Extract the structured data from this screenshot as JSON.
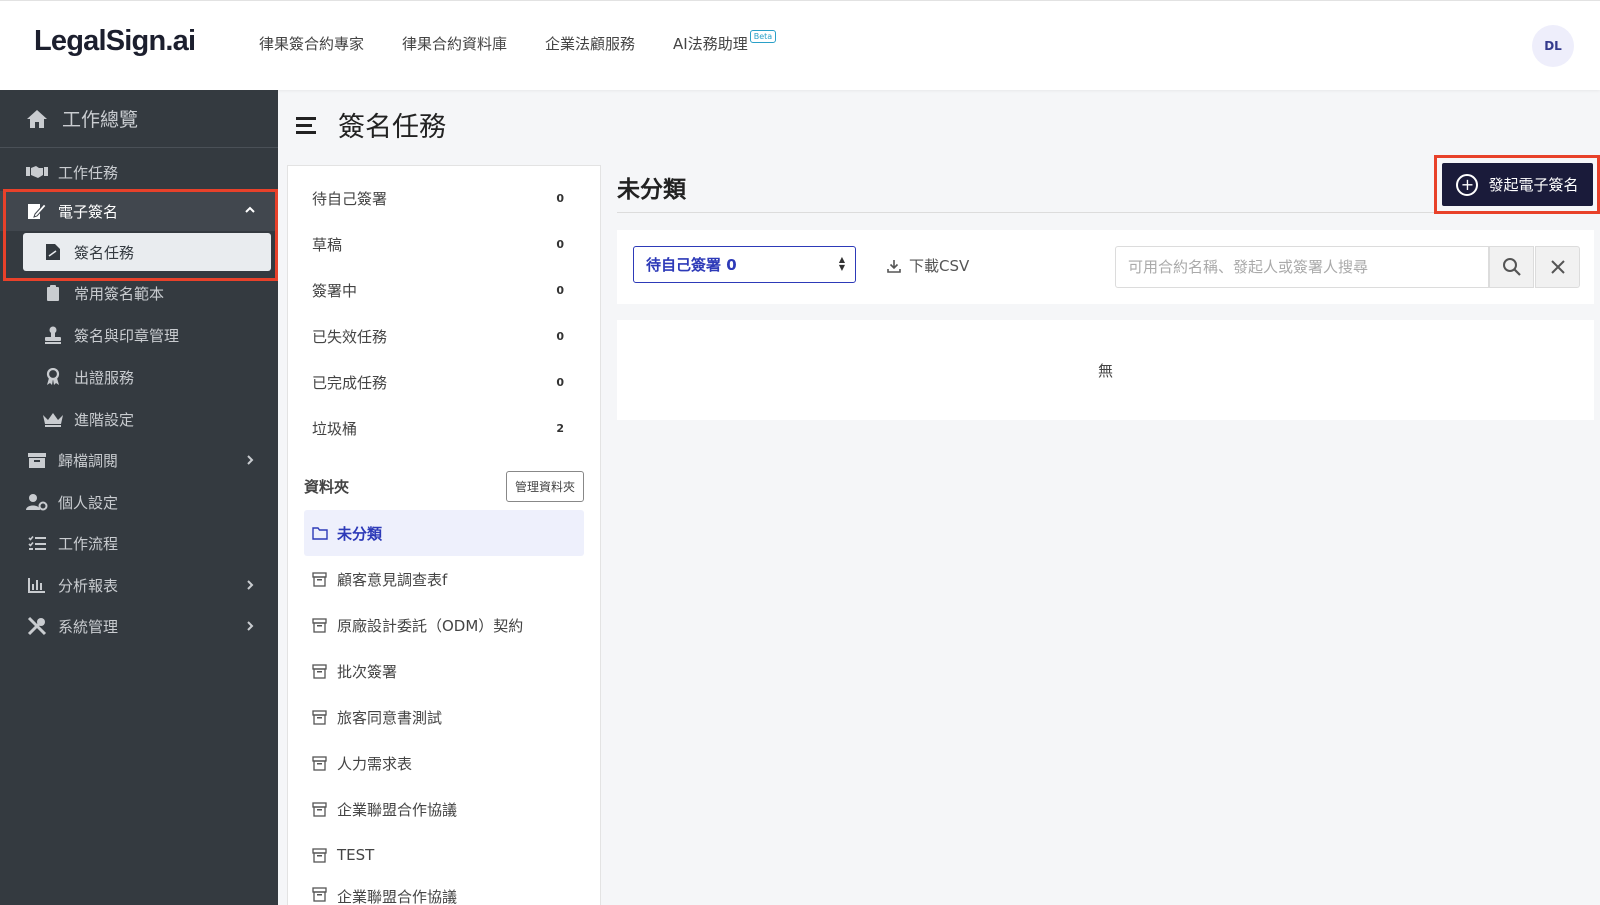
{
  "brand": {
    "logo": "LegalSign.ai"
  },
  "topnav": {
    "items": [
      "律果簽合約專家",
      "律果合約資料庫",
      "企業法顧服務",
      "AI法務助理"
    ],
    "beta_badge": "Beta",
    "avatar_initials": "DL"
  },
  "sidebar": {
    "home": "工作總覽",
    "items": [
      {
        "label": "工作任務",
        "icon": "handshake-icon"
      },
      {
        "label": "電子簽名",
        "icon": "signature-icon",
        "expanded": true
      },
      {
        "label": "簽名任務",
        "icon": "file-signature-icon",
        "active": true
      },
      {
        "label": "常用簽名範本",
        "icon": "clipboard-icon"
      },
      {
        "label": "簽名與印章管理",
        "icon": "stamp-icon"
      },
      {
        "label": "出證服務",
        "icon": "award-icon"
      },
      {
        "label": "進階設定",
        "icon": "crown-icon"
      },
      {
        "label": "歸檔調閱",
        "icon": "archive-icon"
      },
      {
        "label": "個人設定",
        "icon": "user-cog-icon"
      },
      {
        "label": "工作流程",
        "icon": "tasks-icon"
      },
      {
        "label": "分析報表",
        "icon": "chart-bar-icon"
      },
      {
        "label": "系統管理",
        "icon": "tools-icon"
      }
    ]
  },
  "page": {
    "title": "簽名任務"
  },
  "status_list": [
    {
      "label": "待自己簽署",
      "count": "0"
    },
    {
      "label": "草稿",
      "count": "0"
    },
    {
      "label": "簽署中",
      "count": "0"
    },
    {
      "label": "已失效任務",
      "count": "0"
    },
    {
      "label": "已完成任務",
      "count": "0"
    },
    {
      "label": "垃圾桶",
      "count": "2"
    }
  ],
  "folders": {
    "header": "資料夾",
    "manage_label": "管理資料夾",
    "items": [
      {
        "label": "未分類",
        "active": true
      },
      {
        "label": "顧客意見調查表f"
      },
      {
        "label": "原廠設計委託（ODM）契約"
      },
      {
        "label": "批次簽署"
      },
      {
        "label": "旅客同意書測試"
      },
      {
        "label": "人力需求表"
      },
      {
        "label": "企業聯盟合作協議"
      },
      {
        "label": "TEST"
      },
      {
        "label": "企業聯盟合作協議"
      }
    ]
  },
  "main": {
    "section_title": "未分類",
    "primary_button": "發起電子簽名",
    "filter_select": "待自己簽署 0",
    "download_csv": "下載CSV",
    "search_placeholder": "可用合約名稱、發起人或簽署人搜尋",
    "empty_text": "無"
  },
  "colors": {
    "sidebar_bg": "#343a40",
    "accent": "#2d3ab8",
    "primary_button_bg": "#1a1b3a",
    "highlight": "#e8412a"
  }
}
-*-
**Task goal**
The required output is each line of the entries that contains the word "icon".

**Result of the exercise**
        "icon": "handshake-icon"
        "icon": "signature-icon",
        "icon": "file-signature-icon",
        "icon": "clipboard-icon"
        "icon": "stamp-icon"
        "icon": "award-icon"
        "icon": "crown-icon"
        "icon": "archive-icon"
        "icon": "user-cog-icon"
        "icon": "tasks-icon"
        "icon": "chart-bar-icon"
        "icon": "tools-icon"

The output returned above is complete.